Sayer, Derek. 1987. The Violence of Abstraction. Oxford: Blackwell.
Sayer is clearly having a big argument with Althusserians and others who side with conceptual approaches that speak of levels and/or superstructures and base. His first goal is to convince us that there is no real separation in Marx between these two spheres; he says that the relations are internal, dialectical, and co-constitutive. Properly speaking then, “superstructures” can’t be said to intervene in the “economic structure” of which they are constitutive.
Such conceptual mistakes (bad abstractions), in fact, reify the class of concept itself (mode of production) which only serves to fetishize the more particular, concrete form (capitalist mode of production). He gives the example of fruit and lemon; here we recognize that fruit is never really a concrete thing, just a name we have for a group of similar concrete things (lemon, apple, etc). The process of conceptual reification helps consolidate the false wedge between the economy and state, rather than seeing how the two work in and through each other—a relation that capitalism itself helps obscure. (This was one of the points I’ve discussed about Marx and Engels’ The German Ideology.) Sayer shows all this with the seeming elementary “concept” of property. Such bad abstractions lead to reifications, and obscure and naturalize, rather than reveal relations.
Sayer says Marx is in fact redefining what is meant by “’economic relations’ and thus the ‘economic sphere’ or ‘economic social relations’… whatever these may be, which make particular forms of production and thus property, possible” (77). The relation between base/superstructure is neither causal nor instrumental, nor characterized by “relative autonomy” or crude economic determinism; the distinction simply doesn’t exist. Though it would seem to offer some analytical purchase, as long as done carefully.
Sayer’s arguments are also based on his view of the materialist critique of the idealists, a critique he exemplifies by examining Marx’s use of superstrucure. Here he shows how the material and ideal are dialectical, even if the ideal is pure fiction; thereby, the main subject of historical materialism remains the “real lives of real individuals” without discounting the importance of their consciousness. However, this consciousness is not some autonomous being that does things, as in Hegelian’s “spirit.” “Material and ideal can be separated, for the social world, only at the expense of ‘abstraction’ and reification of both” (88).
The state itself is abstracted through the process of capitalist expansion in the same way as individuals begin to see themselves as autonomous beings in a process that is, paradoxically, fundamentally collective—i.e. capitalism. “Nothing I have said, or quoted from Marx, is in any way intended to deny the reality of organs, institutions or agencies of government or law as such. That would absurd. It is the reality of their apparent separation from capitalism’s ‘economic structure’—its essential relations—which is at issue” (109).

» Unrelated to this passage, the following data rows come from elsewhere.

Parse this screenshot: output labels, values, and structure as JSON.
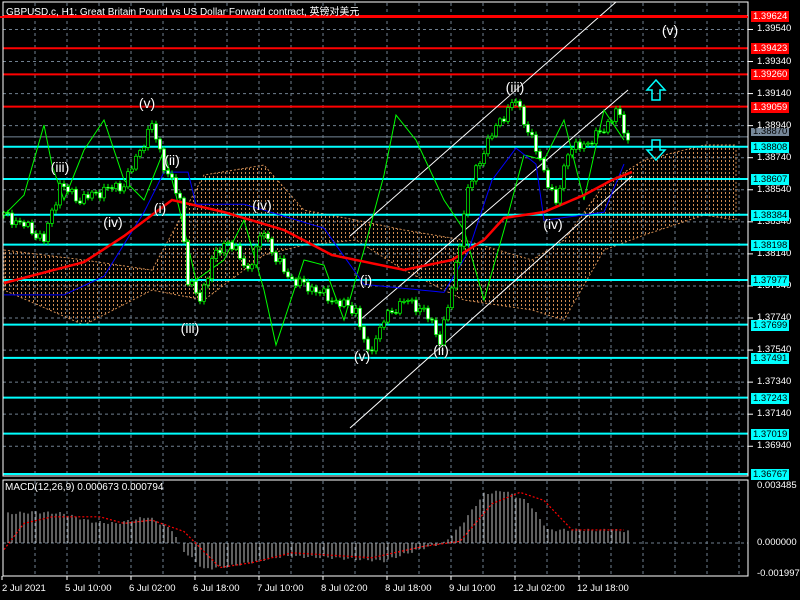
{
  "header": {
    "title": "GBPUSD.c, H1:  Great Britain Pound vs US Dollar Forward contract, 英镑对美元"
  },
  "colors": {
    "bg": "#000000",
    "bull": "#00ff00",
    "bear": "#ffffff",
    "resistance": "#ff0000",
    "support": "#00ffff",
    "ma": "#ff0000",
    "kijun": "#0000ff",
    "green_line": "#00ff00",
    "cloud": "#f4a460",
    "macd_signal": "#ff0000",
    "macd_hist": "#c0c0c0",
    "grid": "#708090"
  },
  "chart_data": {
    "type": "candlestick",
    "symbol": "GBPUSD.c",
    "timeframe": "H1",
    "ylim": [
      1.367,
      1.397
    ],
    "price_ticks": [
      "1.39540",
      "1.39340",
      "1.39140",
      "1.38940",
      "1.38740",
      "1.38540",
      "1.38340",
      "1.38140",
      "1.37940",
      "1.37740",
      "1.37540",
      "1.37340",
      "1.37140",
      "1.36940"
    ],
    "current_price": "1.38870",
    "resistance_levels": [
      "1.39624",
      "1.39423",
      "1.39260",
      "1.39059"
    ],
    "support_levels": [
      "1.38808",
      "1.38607",
      "1.38384",
      "1.38198",
      "1.37977",
      "1.37699",
      "1.37491",
      "1.37243",
      "1.37019",
      "1.36767"
    ],
    "time_labels": [
      "2 Jul 2021",
      "5 Jul 10:00",
      "6 Jul 02:00",
      "6 Jul 18:00",
      "7 Jul 10:00",
      "8 Jul 02:00",
      "8 Jul 18:00",
      "9 Jul 10:00",
      "12 Jul 02:00",
      "12 Jul 18:00"
    ],
    "close_keypoints": [
      [
        0,
        1.38383
      ],
      [
        5,
        1.3832
      ],
      [
        10,
        1.38227
      ],
      [
        14,
        1.3857
      ],
      [
        19,
        1.38476
      ],
      [
        25,
        1.38539
      ],
      [
        30,
        1.3857
      ],
      [
        34,
        1.38788
      ],
      [
        37,
        1.38944
      ],
      [
        40,
        1.38695
      ],
      [
        44,
        1.38476
      ],
      [
        46,
        1.37977
      ],
      [
        49,
        1.37852
      ],
      [
        52,
        1.38102
      ],
      [
        56,
        1.38227
      ],
      [
        61,
        1.3804
      ],
      [
        65,
        1.38289
      ],
      [
        68,
        1.38102
      ],
      [
        72,
        1.37977
      ],
      [
        78,
        1.37915
      ],
      [
        82,
        1.37852
      ],
      [
        88,
        1.3779
      ],
      [
        91,
        1.37509
      ],
      [
        95,
        1.37728
      ],
      [
        100,
        1.37852
      ],
      [
        105,
        1.3779
      ],
      [
        109,
        1.37603
      ],
      [
        112,
        1.37915
      ],
      [
        116,
        1.38539
      ],
      [
        120,
        1.38788
      ],
      [
        124,
        1.38975
      ],
      [
        128,
        1.391
      ],
      [
        131,
        1.38913
      ],
      [
        135,
        1.38663
      ],
      [
        138,
        1.38445
      ],
      [
        141,
        1.38788
      ],
      [
        145,
        1.38819
      ],
      [
        150,
        1.38913
      ],
      [
        153,
        1.39038
      ],
      [
        156,
        1.3885
      ]
    ],
    "ma_keypoints": [
      [
        0,
        1.37958
      ],
      [
        20,
        1.38089
      ],
      [
        30,
        1.38251
      ],
      [
        37,
        1.38383
      ],
      [
        42,
        1.38476
      ],
      [
        55,
        1.38401
      ],
      [
        70,
        1.38289
      ],
      [
        82,
        1.38133
      ],
      [
        100,
        1.3804
      ],
      [
        112,
        1.38102
      ],
      [
        120,
        1.38227
      ],
      [
        125,
        1.38364
      ],
      [
        135,
        1.38401
      ],
      [
        145,
        1.38507
      ],
      [
        152,
        1.38601
      ],
      [
        157,
        1.38651
      ]
    ],
    "kijun_keypoints": [
      [
        0,
        1.37884
      ],
      [
        15,
        1.37884
      ],
      [
        25,
        1.38
      ],
      [
        35,
        1.384
      ],
      [
        40,
        1.3865
      ],
      [
        46,
        1.3865
      ],
      [
        48,
        1.3845
      ],
      [
        60,
        1.3845
      ],
      [
        80,
        1.383
      ],
      [
        90,
        1.3795
      ],
      [
        110,
        1.379
      ],
      [
        116,
        1.3815
      ],
      [
        122,
        1.386
      ],
      [
        128,
        1.388
      ],
      [
        133,
        1.387
      ],
      [
        135,
        1.3835
      ],
      [
        150,
        1.384
      ],
      [
        155,
        1.387
      ]
    ],
    "green_keypoints": [
      [
        0,
        1.38382
      ],
      [
        5,
        1.38507
      ],
      [
        10,
        1.38944
      ],
      [
        12,
        1.38694
      ],
      [
        15,
        1.38476
      ],
      [
        20,
        1.38788
      ],
      [
        25,
        1.38975
      ],
      [
        30,
        1.38601
      ],
      [
        35,
        1.38476
      ],
      [
        40,
        1.38788
      ],
      [
        43,
        1.38507
      ],
      [
        48,
        1.37977
      ],
      [
        55,
        1.38102
      ],
      [
        60,
        1.38351
      ],
      [
        65,
        1.37914
      ],
      [
        68,
        1.37571
      ],
      [
        75,
        1.38102
      ],
      [
        80,
        1.3807
      ],
      [
        85,
        1.37727
      ],
      [
        90,
        1.38164
      ],
      [
        95,
        1.38632
      ],
      [
        98,
        1.39006
      ],
      [
        103,
        1.3885
      ],
      [
        110,
        1.38476
      ],
      [
        115,
        1.38289
      ],
      [
        120,
        1.37852
      ],
      [
        125,
        1.38289
      ],
      [
        130,
        1.38757
      ],
      [
        135,
        1.38725
      ],
      [
        140,
        1.38975
      ],
      [
        145,
        1.38476
      ],
      [
        150,
        1.39037
      ],
      [
        155,
        1.3885
      ]
    ],
    "cloud_keypoints": [
      [
        0,
        1.38164,
        1.37914
      ],
      [
        20,
        1.38102,
        1.37696
      ],
      [
        37,
        1.38039,
        1.37914
      ],
      [
        50,
        1.38632,
        1.37852
      ],
      [
        65,
        1.38694,
        1.38133
      ],
      [
        75,
        1.38413,
        1.38195
      ],
      [
        88,
        1.38351,
        1.38226
      ],
      [
        100,
        1.38289,
        1.38039
      ],
      [
        115,
        1.38226,
        1.37852
      ],
      [
        132,
        1.38102,
        1.3779
      ],
      [
        140,
        1.38226,
        1.37727
      ],
      [
        150,
        1.3857,
        1.38164
      ],
      [
        160,
        1.38725,
        1.38257
      ],
      [
        175,
        1.38819,
        1.38382
      ],
      [
        183,
        1.38819,
        1.38351
      ]
    ],
    "wave_labels": [
      "(v)",
      "(iii)",
      "(v)",
      "(iii)",
      "(ii)",
      "(iv)",
      "(i)",
      "(iv)",
      "(iii)",
      "(i)",
      "(v)",
      "(ii)",
      "(iv)"
    ],
    "macd": {
      "title": "MACD(12,26,9) 0.000673 0.000794",
      "params": "12,26,9",
      "main": 0.000673,
      "signal": 0.000794,
      "ticks": [
        "0.003485",
        "0.000000",
        "-0.001997"
      ],
      "ylim": [
        -0.001997,
        0.003485
      ],
      "hist_keypoints": [
        [
          1,
          0.0018
        ],
        [
          8,
          0.0019
        ],
        [
          15,
          0.0018
        ],
        [
          22,
          0.0013
        ],
        [
          28,
          0.0012
        ],
        [
          36,
          0.0016
        ],
        [
          42,
          0.0008
        ],
        [
          45,
          -0.0005
        ],
        [
          50,
          -0.0016
        ],
        [
          57,
          -0.0014
        ],
        [
          70,
          -0.0008
        ],
        [
          82,
          -0.0009
        ],
        [
          95,
          -0.0011
        ],
        [
          105,
          -0.0003
        ],
        [
          110,
          0.0
        ],
        [
          114,
          0.001
        ],
        [
          120,
          0.003
        ],
        [
          125,
          0.0032
        ],
        [
          131,
          0.0025
        ],
        [
          136,
          0.0008
        ],
        [
          140,
          0.0008
        ],
        [
          152,
          0.0008
        ],
        [
          156,
          0.0007
        ]
      ],
      "signal_keypoints": [
        [
          0,
          -0.0004
        ],
        [
          5,
          0.0012
        ],
        [
          12,
          0.0016
        ],
        [
          24,
          0.0016
        ],
        [
          30,
          0.0012
        ],
        [
          37,
          0.0014
        ],
        [
          45,
          0.0007
        ],
        [
          54,
          -0.0015
        ],
        [
          62,
          -0.0012
        ],
        [
          72,
          -0.0006
        ],
        [
          92,
          -0.0009
        ],
        [
          105,
          -0.0002
        ],
        [
          114,
          0.0001
        ],
        [
          122,
          0.0024
        ],
        [
          129,
          0.0031
        ],
        [
          135,
          0.0026
        ],
        [
          142,
          0.0008
        ],
        [
          155,
          0.0008
        ]
      ]
    }
  }
}
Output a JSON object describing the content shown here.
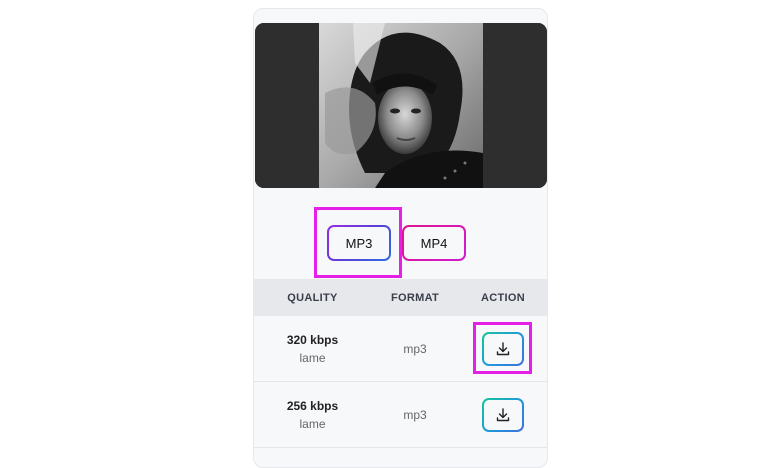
{
  "video": {
    "thumbnail_alt": "video-thumbnail"
  },
  "formats": {
    "options": [
      "MP3",
      "MP4"
    ],
    "selected": "MP3"
  },
  "table": {
    "headers": {
      "quality": "QUALITY",
      "format": "FORMAT",
      "action": "ACTION"
    },
    "rows": [
      {
        "quality": "320 kbps",
        "codec": "lame",
        "format": "mp3",
        "action_icon": "download-icon"
      },
      {
        "quality": "256 kbps",
        "codec": "lame",
        "format": "mp3",
        "action_icon": "download-icon"
      }
    ]
  },
  "colors": {
    "highlight": "#e51ee8",
    "mp3_border": "#5a3fd8",
    "mp4_border": "#e0148f",
    "download_border": "#1f9bd8"
  }
}
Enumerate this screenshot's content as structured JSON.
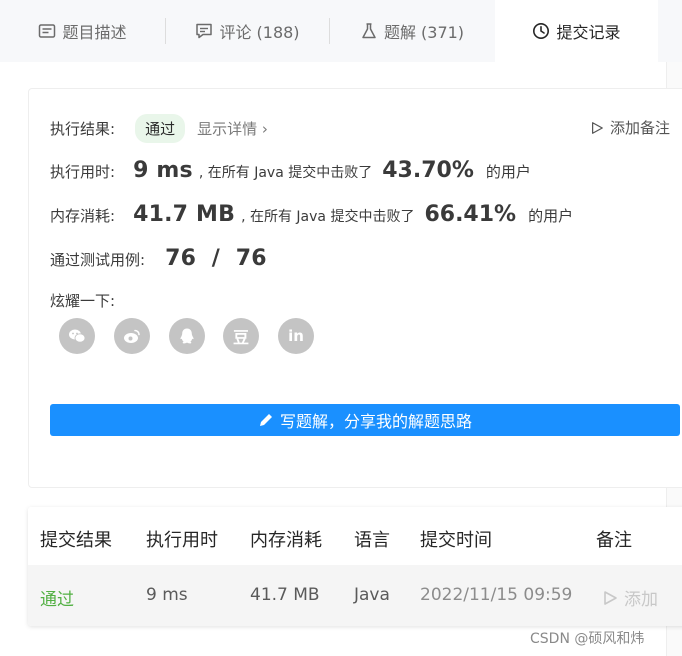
{
  "tabs": [
    {
      "label": "题目描述",
      "icon": "description-icon"
    },
    {
      "label": "评论 (188)",
      "icon": "comment-icon"
    },
    {
      "label": "题解 (371)",
      "icon": "flask-icon"
    },
    {
      "label": "提交记录",
      "icon": "clock-icon",
      "active": true
    }
  ],
  "result": {
    "status_label": "执行结果:",
    "status_value": "通过",
    "details_link": "显示详情 ›",
    "add_note": "添加备注",
    "runtime_label": "执行用时:",
    "runtime_value": "9 ms",
    "runtime_beat_text": ", 在所有 Java 提交中击败了",
    "runtime_percent": "43.70%",
    "runtime_suffix": "的用户",
    "memory_label": "内存消耗:",
    "memory_value": "41.7 MB",
    "memory_beat_text": ", 在所有 Java 提交中击败了",
    "memory_percent": "66.41%",
    "memory_suffix": "的用户",
    "tests_label": "通过测试用例:",
    "tests_value": "76  /  76",
    "share_label": "炫耀一下:",
    "share_icons": [
      "wechat-icon",
      "weibo-icon",
      "qq-icon",
      "douban-icon",
      "linkedin-icon"
    ],
    "douban_glyph": "豆",
    "linkedin_glyph": "in",
    "solution_button": "写题解，分享我的解题思路"
  },
  "table": {
    "headers": [
      "提交结果",
      "执行用时",
      "内存消耗",
      "语言",
      "提交时间",
      "备注"
    ],
    "rows": [
      {
        "status": "通过",
        "runtime": "9 ms",
        "memory": "41.7 MB",
        "language": "Java",
        "time": "2022/11/15 09:59",
        "note": "添加"
      }
    ]
  },
  "watermark": "CSDN @硕风和炜",
  "colors": {
    "accent": "#1a90ff",
    "pass_green": "#52b043",
    "pass_badge_bg": "#e9f6ea"
  }
}
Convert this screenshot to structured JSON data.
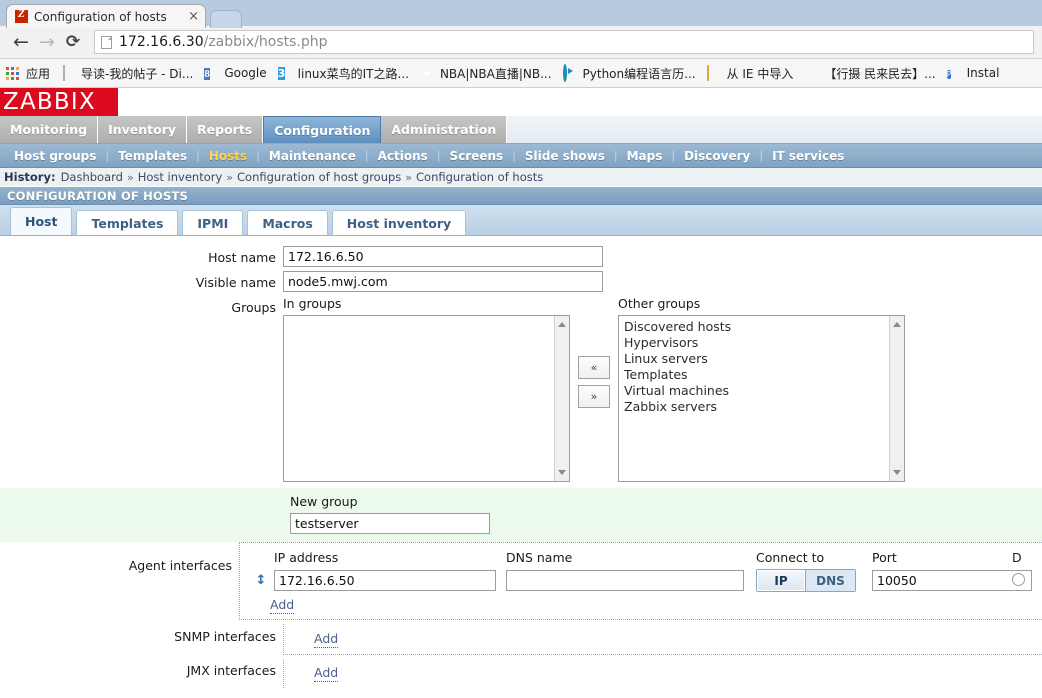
{
  "browser": {
    "tab": {
      "title": "Configuration of hosts",
      "favicon": "zabbix-z-icon",
      "close": "×"
    },
    "nav": {
      "back": "←",
      "forward": "→",
      "reload": "⟳"
    },
    "omnibox": {
      "host": "172.16.6.30",
      "path": "/zabbix/hosts.php"
    },
    "bookmarks": [
      {
        "label": "应用",
        "icon": "apps-grid-icon"
      },
      {
        "label": "导读-我的帖子 - Di...",
        "icon": "document-icon"
      },
      {
        "label": "Google",
        "icon": "google-icon"
      },
      {
        "label": "linux菜鸟的IT之路...",
        "icon": "blog-icon"
      },
      {
        "label": "NBA|NBA直播|NB...",
        "icon": "nba-icon"
      },
      {
        "label": "Python编程语言历...",
        "icon": "python-play-icon"
      },
      {
        "label": "从 IE 中导入",
        "icon": "folder-icon"
      },
      {
        "label": "【行摄 民来民去】...",
        "icon": "hand-icon"
      },
      {
        "label": "Instal",
        "icon": "install-icon"
      }
    ]
  },
  "zabbix": {
    "logo": "ZABBIX",
    "main_menu": [
      {
        "label": "Monitoring",
        "active": false
      },
      {
        "label": "Inventory",
        "active": false
      },
      {
        "label": "Reports",
        "active": false
      },
      {
        "label": "Configuration",
        "active": true
      },
      {
        "label": "Administration",
        "active": false
      }
    ],
    "sub_menu": [
      {
        "label": "Host groups",
        "active": false
      },
      {
        "label": "Templates",
        "active": false
      },
      {
        "label": "Hosts",
        "active": true
      },
      {
        "label": "Maintenance",
        "active": false
      },
      {
        "label": "Actions",
        "active": false
      },
      {
        "label": "Screens",
        "active": false
      },
      {
        "label": "Slide shows",
        "active": false
      },
      {
        "label": "Maps",
        "active": false
      },
      {
        "label": "Discovery",
        "active": false
      },
      {
        "label": "IT services",
        "active": false
      }
    ],
    "history": {
      "label": "History:",
      "items": [
        "Dashboard",
        "Host inventory",
        "Configuration of host groups",
        "Configuration of hosts"
      ],
      "separator": "»"
    },
    "page_title": "CONFIGURATION OF HOSTS",
    "form_tabs": [
      {
        "label": "Host",
        "selected": true
      },
      {
        "label": "Templates",
        "selected": false
      },
      {
        "label": "IPMI",
        "selected": false
      },
      {
        "label": "Macros",
        "selected": false
      },
      {
        "label": "Host inventory",
        "selected": false
      }
    ]
  },
  "form": {
    "host_name": {
      "label": "Host name",
      "value": "172.16.6.50"
    },
    "visible_name": {
      "label": "Visible name",
      "value": "node5.mwj.com"
    },
    "groups": {
      "label": "Groups",
      "in_groups_header": "In groups",
      "in_groups": [],
      "other_groups_header": "Other groups",
      "other_groups": [
        "Discovered hosts",
        "Hypervisors",
        "Linux servers",
        "Templates",
        "Virtual machines",
        "Zabbix servers"
      ],
      "move_left": "«",
      "move_right": "»"
    },
    "new_group": {
      "label": "New group",
      "value": "testserver"
    },
    "agent_interfaces": {
      "label": "Agent interfaces",
      "headers": {
        "ip": "IP address",
        "dns": "DNS name",
        "connect": "Connect to",
        "port": "Port",
        "default": "D"
      },
      "rows": [
        {
          "ip": "172.16.6.50",
          "dns": "",
          "connect_to": "IP",
          "connect_options": [
            "IP",
            "DNS"
          ],
          "port": "10050"
        }
      ],
      "add": "Add",
      "drag": "↕"
    },
    "snmp_interfaces": {
      "label": "SNMP interfaces",
      "add": "Add"
    },
    "jmx_interfaces": {
      "label": "JMX interfaces",
      "add": "Add"
    }
  },
  "colors": {
    "zabbix_red": "#dc0a1e",
    "active_tab_blue": "#5d8fc0",
    "submenu_active": "#ffd34d",
    "newgroup_band": "#ebfaeb"
  }
}
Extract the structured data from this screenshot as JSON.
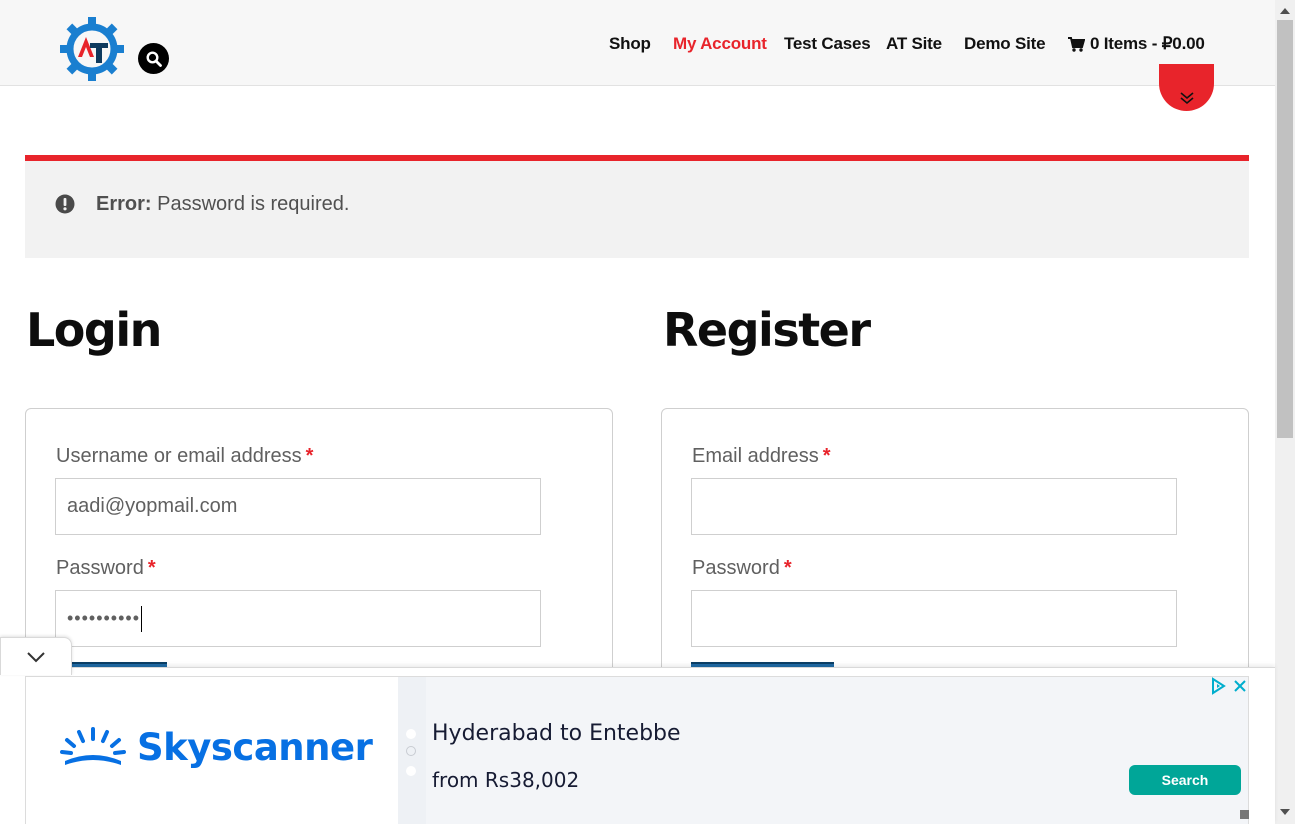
{
  "header": {
    "logo_letters": "AT",
    "nav": [
      {
        "label": "Shop",
        "active": false
      },
      {
        "label": "My Account",
        "active": true
      },
      {
        "label": "Test Cases",
        "active": false
      },
      {
        "label": "AT Site",
        "active": false
      },
      {
        "label": "Demo Site",
        "active": false
      }
    ],
    "cart_label": "0 Items - ₽0.00",
    "icons": {
      "search": "search-icon",
      "cart": "shopping-cart-icon",
      "scroll": "double-chevron-down-icon"
    }
  },
  "notice": {
    "icon": "exclamation-circle-icon",
    "label": "Error:",
    "message": "Password is required.",
    "accent_color": "#e8242b"
  },
  "login": {
    "heading": "Login",
    "username_label": "Username or email address",
    "username_value": "aadi@yopmail.com",
    "password_label": "Password",
    "password_value": "••••••••••",
    "required_mark": "*"
  },
  "register": {
    "heading": "Register",
    "email_label": "Email address",
    "email_value": "",
    "password_label": "Password",
    "password_value": "",
    "required_mark": "*"
  },
  "ad": {
    "collapse_icon": "chevron-down-icon",
    "brand": "Skyscanner",
    "title": "Hyderabad to Entebbe",
    "subtitle": "from Rs38,002",
    "cta": "Search",
    "cta_color": "#00a698",
    "brand_color": "#0770e3"
  }
}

“I would argue that historical materialism can be determinate a posteriori to the precise extent that it eschews the temptation spuriously to foreclose empirical and historical questions by a priori speculative construction” (148).